● **Task to complete**:
Output all of the entries below precisely as written.

Stored items:
>>>>>
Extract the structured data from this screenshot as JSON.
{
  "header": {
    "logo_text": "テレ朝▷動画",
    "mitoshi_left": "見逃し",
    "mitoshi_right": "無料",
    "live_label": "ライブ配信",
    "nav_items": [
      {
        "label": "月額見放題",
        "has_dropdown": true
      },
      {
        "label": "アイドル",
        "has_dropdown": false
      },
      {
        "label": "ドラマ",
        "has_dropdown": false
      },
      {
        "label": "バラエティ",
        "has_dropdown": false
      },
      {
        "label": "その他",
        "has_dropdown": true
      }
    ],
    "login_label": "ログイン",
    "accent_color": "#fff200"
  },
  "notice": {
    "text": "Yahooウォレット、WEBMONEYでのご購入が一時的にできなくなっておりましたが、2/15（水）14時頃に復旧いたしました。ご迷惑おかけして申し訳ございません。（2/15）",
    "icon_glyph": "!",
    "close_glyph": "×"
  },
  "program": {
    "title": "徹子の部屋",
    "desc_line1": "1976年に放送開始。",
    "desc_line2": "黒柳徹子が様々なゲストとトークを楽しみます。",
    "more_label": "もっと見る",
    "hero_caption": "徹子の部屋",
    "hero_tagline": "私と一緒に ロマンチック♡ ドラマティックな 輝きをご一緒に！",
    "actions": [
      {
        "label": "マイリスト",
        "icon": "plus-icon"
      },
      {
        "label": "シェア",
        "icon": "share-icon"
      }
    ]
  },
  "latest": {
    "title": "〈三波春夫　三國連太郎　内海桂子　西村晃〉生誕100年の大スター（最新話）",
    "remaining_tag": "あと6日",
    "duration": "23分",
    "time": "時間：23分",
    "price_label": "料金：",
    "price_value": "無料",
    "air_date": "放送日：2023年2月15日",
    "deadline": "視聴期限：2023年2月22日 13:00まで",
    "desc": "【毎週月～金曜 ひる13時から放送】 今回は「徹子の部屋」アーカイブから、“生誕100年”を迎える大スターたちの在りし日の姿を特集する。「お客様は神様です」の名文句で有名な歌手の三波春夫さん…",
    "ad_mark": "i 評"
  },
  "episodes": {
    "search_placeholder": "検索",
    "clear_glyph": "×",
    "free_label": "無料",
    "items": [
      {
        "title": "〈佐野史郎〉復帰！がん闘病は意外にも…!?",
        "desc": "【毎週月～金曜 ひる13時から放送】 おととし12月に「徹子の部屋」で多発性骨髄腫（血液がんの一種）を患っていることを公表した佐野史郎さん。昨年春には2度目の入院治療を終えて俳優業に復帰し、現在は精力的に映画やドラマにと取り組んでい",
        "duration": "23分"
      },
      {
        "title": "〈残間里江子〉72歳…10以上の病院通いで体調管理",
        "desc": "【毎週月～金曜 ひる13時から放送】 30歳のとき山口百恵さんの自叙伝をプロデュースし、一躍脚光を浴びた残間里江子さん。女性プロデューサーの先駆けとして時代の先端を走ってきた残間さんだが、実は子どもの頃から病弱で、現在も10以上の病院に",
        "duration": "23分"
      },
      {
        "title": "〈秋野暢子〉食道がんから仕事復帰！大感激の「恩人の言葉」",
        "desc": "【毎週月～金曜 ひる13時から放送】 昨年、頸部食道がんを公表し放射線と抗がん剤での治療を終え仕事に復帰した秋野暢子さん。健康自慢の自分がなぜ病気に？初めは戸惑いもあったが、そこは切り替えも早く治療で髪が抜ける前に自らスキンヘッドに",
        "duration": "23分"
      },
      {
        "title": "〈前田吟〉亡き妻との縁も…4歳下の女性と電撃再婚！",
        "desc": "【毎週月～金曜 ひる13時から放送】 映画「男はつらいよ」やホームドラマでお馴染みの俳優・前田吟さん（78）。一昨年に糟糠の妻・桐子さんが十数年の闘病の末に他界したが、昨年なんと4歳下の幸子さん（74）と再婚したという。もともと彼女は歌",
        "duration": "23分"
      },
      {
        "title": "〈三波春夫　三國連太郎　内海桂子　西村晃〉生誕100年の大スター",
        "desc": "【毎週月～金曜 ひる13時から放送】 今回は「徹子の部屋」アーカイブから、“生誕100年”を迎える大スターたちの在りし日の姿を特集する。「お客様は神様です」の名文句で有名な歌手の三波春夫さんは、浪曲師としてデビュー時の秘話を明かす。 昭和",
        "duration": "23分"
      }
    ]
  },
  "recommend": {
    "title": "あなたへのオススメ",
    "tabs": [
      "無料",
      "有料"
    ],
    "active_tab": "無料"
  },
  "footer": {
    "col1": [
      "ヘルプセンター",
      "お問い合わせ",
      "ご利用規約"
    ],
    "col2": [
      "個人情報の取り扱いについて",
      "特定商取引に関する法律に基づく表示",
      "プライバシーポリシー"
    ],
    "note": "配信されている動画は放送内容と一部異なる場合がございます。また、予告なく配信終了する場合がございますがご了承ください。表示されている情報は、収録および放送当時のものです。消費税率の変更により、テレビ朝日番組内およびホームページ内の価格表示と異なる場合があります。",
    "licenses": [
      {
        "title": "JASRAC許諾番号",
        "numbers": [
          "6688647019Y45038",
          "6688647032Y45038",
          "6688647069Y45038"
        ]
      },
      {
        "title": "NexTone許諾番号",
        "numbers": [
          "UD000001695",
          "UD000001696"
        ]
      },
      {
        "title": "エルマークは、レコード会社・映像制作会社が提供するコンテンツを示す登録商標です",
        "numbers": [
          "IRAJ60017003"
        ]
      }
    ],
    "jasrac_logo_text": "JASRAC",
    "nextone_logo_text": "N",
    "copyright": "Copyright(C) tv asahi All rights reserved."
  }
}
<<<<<
● **The answer**:
Extract the structured data from this screenshot as JSON.
{
  "header": {
    "logo_text": "テレ朝▷動画",
    "mitoshi_left": "見逃し",
    "mitoshi_right": "無料",
    "live_label": "ライブ配信",
    "nav_items": [
      {
        "label": "月額見放題",
        "has_dropdown": true
      },
      {
        "label": "アイドル",
        "has_dropdown": false
      },
      {
        "label": "ドラマ",
        "has_dropdown": false
      },
      {
        "label": "バラエティ",
        "has_dropdown": false
      },
      {
        "label": "その他",
        "has_dropdown": true
      }
    ],
    "login_label": "ログイン",
    "accent_color": "#fff200"
  },
  "notice": {
    "text": "Yahooウォレット、WEBMONEYでのご購入が一時的にできなくなっておりましたが、2/15（水）14時頃に復旧いたしました。ご迷惑おかけして申し訳ございません。（2/15）",
    "icon_glyph": "!",
    "close_glyph": "×"
  },
  "program": {
    "title": "徹子の部屋",
    "desc_line1": "1976年に放送開始。",
    "desc_line2": "黒柳徹子が様々なゲストとトークを楽しみます。",
    "more_label": "もっと見る",
    "hero_caption": "徹子の部屋",
    "hero_tagline": "私と一緒に ロマンチック♡ ドラマティックな 輝きをご一緒に！",
    "actions": [
      {
        "label": "マイリスト",
        "icon": "plus-icon"
      },
      {
        "label": "シェア",
        "icon": "share-icon"
      }
    ]
  },
  "latest": {
    "title": "〈三波春夫　三國連太郎　内海桂子　西村晃〉生誕100年の大スター（最新話）",
    "remaining_tag": "あと6日",
    "duration": "23分",
    "time": "時間：23分",
    "price_label": "料金：",
    "price_value": "無料",
    "air_date": "放送日：2023年2月15日",
    "deadline": "視聴期限：2023年2月22日 13:00まで",
    "desc": "【毎週月～金曜 ひる13時から放送】 今回は「徹子の部屋」アーカイブから、“生誕100年”を迎える大スターたちの在りし日の姿を特集する。「お客様は神様です」の名文句で有名な歌手の三波春夫さん…",
    "ad_mark": "i 評"
  },
  "episodes": {
    "search_placeholder": "検索",
    "clear_glyph": "×",
    "free_label": "無料",
    "items": [
      {
        "title": "〈佐野史郎〉復帰！がん闘病は意外にも…!?",
        "desc": "【毎週月～金曜 ひる13時から放送】 おととし12月に「徹子の部屋」で多発性骨髄腫（血液がんの一種）を患っていることを公表した佐野史郎さん。昨年春には2度目の入院治療を終えて俳優業に復帰し、現在は精力的に映画やドラマにと取り組んでい",
        "duration": "23分"
      },
      {
        "title": "〈残間里江子〉72歳…10以上の病院通いで体調管理",
        "desc": "【毎週月～金曜 ひる13時から放送】 30歳のとき山口百恵さんの自叙伝をプロデュースし、一躍脚光を浴びた残間里江子さん。女性プロデューサーの先駆けとして時代の先端を走ってきた残間さんだが、実は子どもの頃から病弱で、現在も10以上の病院に",
        "duration": "23分"
      },
      {
        "title": "〈秋野暢子〉食道がんから仕事復帰！大感激の「恩人の言葉」",
        "desc": "【毎週月～金曜 ひる13時から放送】 昨年、頸部食道がんを公表し放射線と抗がん剤での治療を終え仕事に復帰した秋野暢子さん。健康自慢の自分がなぜ病気に？初めは戸惑いもあったが、そこは切り替えも早く治療で髪が抜ける前に自らスキンヘッドに",
        "duration": "23分"
      },
      {
        "title": "〈前田吟〉亡き妻との縁も…4歳下の女性と電撃再婚！",
        "desc": "【毎週月～金曜 ひる13時から放送】 映画「男はつらいよ」やホームドラマでお馴染みの俳優・前田吟さん（78）。一昨年に糟糠の妻・桐子さんが十数年の闘病の末に他界したが、昨年なんと4歳下の幸子さん（74）と再婚したという。もともと彼女は歌",
        "duration": "23分"
      },
      {
        "title": "〈三波春夫　三國連太郎　内海桂子　西村晃〉生誕100年の大スター",
        "desc": "【毎週月～金曜 ひる13時から放送】 今回は「徹子の部屋」アーカイブから、“生誕100年”を迎える大スターたちの在りし日の姿を特集する。「お客様は神様です」の名文句で有名な歌手の三波春夫さんは、浪曲師としてデビュー時の秘話を明かす。 昭和",
        "duration": "23分"
      }
    ]
  },
  "recommend": {
    "title": "あなたへのオススメ",
    "tabs": [
      "無料",
      "有料"
    ],
    "active_tab": "無料"
  },
  "footer": {
    "col1": [
      "ヘルプセンター",
      "お問い合わせ",
      "ご利用規約"
    ],
    "col2": [
      "個人情報の取り扱いについて",
      "特定商取引に関する法律に基づく表示",
      "プライバシーポリシー"
    ],
    "note": "配信されている動画は放送内容と一部異なる場合がございます。また、予告なく配信終了する場合がございますがご了承ください。表示されている情報は、収録および放送当時のものです。消費税率の変更により、テレビ朝日番組内およびホームページ内の価格表示と異なる場合があります。",
    "licenses": [
      {
        "title": "JASRAC許諾番号",
        "numbers": [
          "6688647019Y45038",
          "6688647032Y45038",
          "6688647069Y45038"
        ]
      },
      {
        "title": "NexTone許諾番号",
        "numbers": [
          "UD000001695",
          "UD000001696"
        ]
      },
      {
        "title": "エルマークは、レコード会社・映像制作会社が提供するコンテンツを示す登録商標です",
        "numbers": [
          "IRAJ60017003"
        ]
      }
    ],
    "jasrac_logo_text": "JASRAC",
    "nextone_logo_text": "N",
    "copyright": "Copyright(C) tv asahi All rights reserved."
  }
}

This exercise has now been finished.